All of that is the fallout of an obscene video posted by the schoolgirls on YouTube.
Now experts are warning that the growing number of YouTube stunts by young Australians are destroying lives.
Three schoolgirls posted a video of themselves offering sexual acts for sale on YouTube. The offers are so explicit, the details have had to be suppressed.More stories from Today Tonight
The students, who are as young as fourteen, appear to revel in their very public appearance. They make no attempt to hide who they are or where they're from.
The four minute clip received almost 10,000 hits in 24 hours, before it was removed this afternoon. However other users have made several attempts to repost it. It's also a featured topic on Facebook and Twitter.
And that is precisely where the problem lies - once something is online, even if it is deleted, it can come back to haunt you.
“We're looking at the employment prospects, dating prospects, and long-term partner prospects for these girls. For the next ten or fifteen years, this can still hang around,” psychologist and social media expert Lee Hopkins said.
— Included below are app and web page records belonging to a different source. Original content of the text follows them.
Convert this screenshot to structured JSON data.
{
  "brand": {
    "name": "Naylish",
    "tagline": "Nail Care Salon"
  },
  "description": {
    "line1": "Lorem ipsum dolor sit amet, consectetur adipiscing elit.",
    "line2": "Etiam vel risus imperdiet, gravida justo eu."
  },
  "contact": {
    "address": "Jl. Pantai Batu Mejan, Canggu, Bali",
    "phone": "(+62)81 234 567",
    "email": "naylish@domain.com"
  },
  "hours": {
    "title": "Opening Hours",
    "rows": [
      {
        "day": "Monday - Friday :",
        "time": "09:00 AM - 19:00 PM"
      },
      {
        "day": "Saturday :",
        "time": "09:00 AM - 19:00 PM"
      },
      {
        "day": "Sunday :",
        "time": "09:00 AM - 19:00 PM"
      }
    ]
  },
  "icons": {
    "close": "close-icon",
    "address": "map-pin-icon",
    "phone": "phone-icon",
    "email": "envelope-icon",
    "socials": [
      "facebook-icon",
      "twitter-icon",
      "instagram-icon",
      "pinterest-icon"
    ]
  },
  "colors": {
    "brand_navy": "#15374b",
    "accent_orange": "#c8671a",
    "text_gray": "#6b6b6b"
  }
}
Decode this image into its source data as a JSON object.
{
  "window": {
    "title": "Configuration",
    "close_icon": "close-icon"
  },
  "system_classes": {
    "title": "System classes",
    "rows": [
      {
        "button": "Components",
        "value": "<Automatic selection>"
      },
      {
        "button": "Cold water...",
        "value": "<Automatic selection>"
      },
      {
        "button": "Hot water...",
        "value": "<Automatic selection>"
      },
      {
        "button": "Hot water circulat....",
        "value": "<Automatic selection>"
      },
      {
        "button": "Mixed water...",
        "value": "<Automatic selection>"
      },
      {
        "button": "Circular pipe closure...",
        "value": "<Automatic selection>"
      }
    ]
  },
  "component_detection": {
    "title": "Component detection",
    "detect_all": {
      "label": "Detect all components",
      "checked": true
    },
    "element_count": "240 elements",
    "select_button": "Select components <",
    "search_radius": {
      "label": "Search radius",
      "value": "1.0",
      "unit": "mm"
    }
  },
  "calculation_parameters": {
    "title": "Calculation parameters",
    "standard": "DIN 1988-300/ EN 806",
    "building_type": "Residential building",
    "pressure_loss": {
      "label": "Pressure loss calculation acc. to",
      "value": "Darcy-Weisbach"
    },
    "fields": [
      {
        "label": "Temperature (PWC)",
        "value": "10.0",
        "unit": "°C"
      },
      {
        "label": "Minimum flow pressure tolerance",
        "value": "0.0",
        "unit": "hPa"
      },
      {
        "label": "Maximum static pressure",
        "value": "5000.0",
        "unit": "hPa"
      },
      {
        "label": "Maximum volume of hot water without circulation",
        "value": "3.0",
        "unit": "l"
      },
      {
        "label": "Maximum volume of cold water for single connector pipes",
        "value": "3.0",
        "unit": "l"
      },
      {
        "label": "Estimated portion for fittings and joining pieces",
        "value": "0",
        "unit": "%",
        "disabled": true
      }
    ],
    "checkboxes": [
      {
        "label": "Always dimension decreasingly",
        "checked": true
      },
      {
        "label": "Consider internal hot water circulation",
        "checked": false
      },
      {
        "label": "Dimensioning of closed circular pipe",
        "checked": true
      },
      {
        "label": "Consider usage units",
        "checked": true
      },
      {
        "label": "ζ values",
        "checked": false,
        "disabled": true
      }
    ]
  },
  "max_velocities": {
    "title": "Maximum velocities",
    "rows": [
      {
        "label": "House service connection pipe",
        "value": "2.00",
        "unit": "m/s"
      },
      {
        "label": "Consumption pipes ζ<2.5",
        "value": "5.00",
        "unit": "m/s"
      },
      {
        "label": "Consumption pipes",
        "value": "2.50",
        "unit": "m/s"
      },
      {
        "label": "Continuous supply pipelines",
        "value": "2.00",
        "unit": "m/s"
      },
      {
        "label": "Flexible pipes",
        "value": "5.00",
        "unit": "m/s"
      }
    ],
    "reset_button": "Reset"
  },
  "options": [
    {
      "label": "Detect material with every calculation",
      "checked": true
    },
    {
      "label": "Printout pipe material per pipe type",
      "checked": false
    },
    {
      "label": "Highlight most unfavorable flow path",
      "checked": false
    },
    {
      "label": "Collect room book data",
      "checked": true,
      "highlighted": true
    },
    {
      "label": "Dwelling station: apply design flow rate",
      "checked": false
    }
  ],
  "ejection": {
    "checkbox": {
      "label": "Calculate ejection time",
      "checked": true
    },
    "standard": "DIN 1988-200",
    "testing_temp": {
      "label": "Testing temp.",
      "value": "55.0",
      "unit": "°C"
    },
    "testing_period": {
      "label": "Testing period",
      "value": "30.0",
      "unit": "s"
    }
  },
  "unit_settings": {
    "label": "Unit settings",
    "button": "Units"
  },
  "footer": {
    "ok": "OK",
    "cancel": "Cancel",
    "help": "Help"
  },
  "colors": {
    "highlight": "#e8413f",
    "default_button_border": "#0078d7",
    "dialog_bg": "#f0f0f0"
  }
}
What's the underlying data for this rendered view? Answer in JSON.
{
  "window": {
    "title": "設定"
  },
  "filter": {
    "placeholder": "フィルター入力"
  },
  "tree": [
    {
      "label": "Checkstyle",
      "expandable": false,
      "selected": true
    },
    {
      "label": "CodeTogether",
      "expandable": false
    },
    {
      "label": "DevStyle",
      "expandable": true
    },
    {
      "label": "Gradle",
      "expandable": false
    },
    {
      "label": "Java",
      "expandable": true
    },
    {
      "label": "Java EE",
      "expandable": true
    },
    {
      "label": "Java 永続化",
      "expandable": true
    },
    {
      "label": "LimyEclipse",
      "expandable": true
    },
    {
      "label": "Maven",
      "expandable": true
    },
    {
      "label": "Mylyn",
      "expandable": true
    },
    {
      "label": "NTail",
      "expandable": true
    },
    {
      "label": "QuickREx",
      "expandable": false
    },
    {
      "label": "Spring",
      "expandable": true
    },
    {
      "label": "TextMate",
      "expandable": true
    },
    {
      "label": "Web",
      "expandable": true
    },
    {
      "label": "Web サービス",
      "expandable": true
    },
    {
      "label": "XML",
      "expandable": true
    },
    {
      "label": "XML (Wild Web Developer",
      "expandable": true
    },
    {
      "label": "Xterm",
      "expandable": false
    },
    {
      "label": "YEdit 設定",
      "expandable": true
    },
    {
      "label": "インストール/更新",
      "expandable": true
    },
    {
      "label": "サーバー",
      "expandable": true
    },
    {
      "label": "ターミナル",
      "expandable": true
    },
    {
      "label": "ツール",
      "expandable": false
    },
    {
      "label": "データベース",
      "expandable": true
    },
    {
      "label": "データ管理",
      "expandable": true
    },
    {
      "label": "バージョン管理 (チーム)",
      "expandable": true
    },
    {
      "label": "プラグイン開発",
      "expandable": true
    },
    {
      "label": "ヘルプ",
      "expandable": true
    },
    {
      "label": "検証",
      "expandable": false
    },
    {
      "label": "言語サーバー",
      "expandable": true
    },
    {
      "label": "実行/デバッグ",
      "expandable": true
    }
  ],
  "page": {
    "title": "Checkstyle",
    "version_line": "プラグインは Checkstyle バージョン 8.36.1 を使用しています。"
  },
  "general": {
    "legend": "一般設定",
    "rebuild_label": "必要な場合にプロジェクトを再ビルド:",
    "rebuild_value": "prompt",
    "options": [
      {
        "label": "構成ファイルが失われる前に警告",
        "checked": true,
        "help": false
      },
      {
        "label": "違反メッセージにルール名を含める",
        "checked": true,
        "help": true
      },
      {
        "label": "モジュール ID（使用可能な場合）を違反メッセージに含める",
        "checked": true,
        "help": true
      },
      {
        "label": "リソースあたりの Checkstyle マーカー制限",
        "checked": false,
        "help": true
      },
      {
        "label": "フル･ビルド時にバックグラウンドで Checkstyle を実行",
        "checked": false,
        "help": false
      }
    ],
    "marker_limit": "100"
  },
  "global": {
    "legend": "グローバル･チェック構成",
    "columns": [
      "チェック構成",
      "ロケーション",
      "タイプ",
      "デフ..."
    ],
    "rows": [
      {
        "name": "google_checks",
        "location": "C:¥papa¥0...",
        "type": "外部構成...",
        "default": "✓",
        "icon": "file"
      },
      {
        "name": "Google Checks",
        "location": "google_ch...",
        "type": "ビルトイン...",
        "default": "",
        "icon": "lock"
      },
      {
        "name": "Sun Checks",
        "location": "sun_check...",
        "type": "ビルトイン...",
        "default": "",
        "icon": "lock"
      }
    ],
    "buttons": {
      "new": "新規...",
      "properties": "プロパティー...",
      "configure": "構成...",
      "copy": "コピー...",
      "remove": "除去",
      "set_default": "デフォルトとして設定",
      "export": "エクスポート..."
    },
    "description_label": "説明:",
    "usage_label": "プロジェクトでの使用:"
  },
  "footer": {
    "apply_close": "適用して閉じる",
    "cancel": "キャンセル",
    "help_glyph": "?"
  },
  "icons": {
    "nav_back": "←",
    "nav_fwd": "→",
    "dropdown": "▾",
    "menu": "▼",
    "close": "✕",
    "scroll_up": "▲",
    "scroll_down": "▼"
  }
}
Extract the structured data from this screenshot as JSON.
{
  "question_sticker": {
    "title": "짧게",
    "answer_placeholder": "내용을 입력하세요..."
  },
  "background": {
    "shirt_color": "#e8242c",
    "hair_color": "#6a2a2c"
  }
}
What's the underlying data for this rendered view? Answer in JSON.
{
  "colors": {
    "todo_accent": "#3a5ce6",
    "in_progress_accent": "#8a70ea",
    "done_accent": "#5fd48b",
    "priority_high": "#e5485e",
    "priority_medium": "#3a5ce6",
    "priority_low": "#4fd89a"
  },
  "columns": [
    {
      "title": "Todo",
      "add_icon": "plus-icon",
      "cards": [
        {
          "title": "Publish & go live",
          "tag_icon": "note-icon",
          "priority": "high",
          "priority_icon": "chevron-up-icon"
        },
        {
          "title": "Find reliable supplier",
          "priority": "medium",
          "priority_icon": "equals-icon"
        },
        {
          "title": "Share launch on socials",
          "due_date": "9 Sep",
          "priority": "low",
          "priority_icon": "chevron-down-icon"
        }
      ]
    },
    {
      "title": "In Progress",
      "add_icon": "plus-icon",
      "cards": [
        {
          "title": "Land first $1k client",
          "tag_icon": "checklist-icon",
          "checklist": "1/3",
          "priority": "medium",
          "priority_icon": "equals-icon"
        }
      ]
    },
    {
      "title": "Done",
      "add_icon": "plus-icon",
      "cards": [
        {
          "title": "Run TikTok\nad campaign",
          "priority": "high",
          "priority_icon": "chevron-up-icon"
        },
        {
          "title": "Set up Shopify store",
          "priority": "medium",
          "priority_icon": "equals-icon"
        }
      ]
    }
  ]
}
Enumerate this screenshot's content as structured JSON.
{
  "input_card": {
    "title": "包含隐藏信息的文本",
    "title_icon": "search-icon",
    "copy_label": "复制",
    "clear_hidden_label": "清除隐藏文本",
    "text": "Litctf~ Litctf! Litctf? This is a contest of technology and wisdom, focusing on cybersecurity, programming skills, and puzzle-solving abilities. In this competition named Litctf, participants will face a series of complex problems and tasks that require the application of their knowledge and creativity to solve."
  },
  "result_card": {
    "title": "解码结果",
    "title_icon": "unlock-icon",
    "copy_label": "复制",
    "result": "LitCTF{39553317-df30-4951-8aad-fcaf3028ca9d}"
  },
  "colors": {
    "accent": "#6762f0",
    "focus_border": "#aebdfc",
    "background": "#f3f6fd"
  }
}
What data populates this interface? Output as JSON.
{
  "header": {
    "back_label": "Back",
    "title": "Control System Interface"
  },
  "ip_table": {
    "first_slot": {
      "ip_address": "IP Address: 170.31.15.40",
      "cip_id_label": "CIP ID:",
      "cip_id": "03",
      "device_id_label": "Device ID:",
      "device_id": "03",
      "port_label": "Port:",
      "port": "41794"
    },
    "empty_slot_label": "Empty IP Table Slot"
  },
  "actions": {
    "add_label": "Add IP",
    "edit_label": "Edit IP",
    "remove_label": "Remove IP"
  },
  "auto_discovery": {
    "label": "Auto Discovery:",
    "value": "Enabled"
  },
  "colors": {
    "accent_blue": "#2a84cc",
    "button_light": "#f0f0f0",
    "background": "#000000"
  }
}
Filmed at a girls’ only government school in Adelaide, the students are seen sitting next to a memorial for a fellow student who was killed by an online predator.
“I think this is a failure of education,” child psychologist Michael Carr-Greg said.
“My understanding is that South Australia hasn't adopted the e-smart school system that Victoria and Queensland have adopted, and if ever there was a reason to do that, this would be it,” he added.
“They don't see the implications of their actions,” Hopkins said.
Four girls, including the student who filmed the clip, have been suspended. “Unfortunately we live in an age when something that's very simple to do, like videoing yourself and sticking it up on YouTube, can have massive consequences.”
The South Australian Education Department has released a statement saying: “the school has informed parents of the students involved in the incident,” and that “the matter was referred to the South Australian police as a precaution.”
Just last month an elite private school in Melbourne had to investigate a YouTube video showing several students sniffing a white powder. It received 200 hits online before it was removed, and while it turned out to be a prank, the school suspended three students.
Some teens go to great lengths to hoon around breaking road rules, just to get the gratification of posting the act on YouTube.
“There’s the old argument that these people want their 15 megabytes of fame, but it’s more than that. Now it is about peer acceptance and notoriety, and getting it any which way they can - the more shocking, more frightening, the more likely it is to get air play,” Hopkins said.
What many don't realise are the consequences. “I think perhaps like a lot of teenagers, they're very in touch with their own peer group, but they don't see outside of the peer group to the larger world.”
“I'd be sitting them down, to explain to them that they are still loved, that everybody is allowed to make a mistake, but there are consequences for what they have done - they are going to have to face those consequences,” Carr-Greg concluded.This reporter is on Twitter at @LyndaKinkade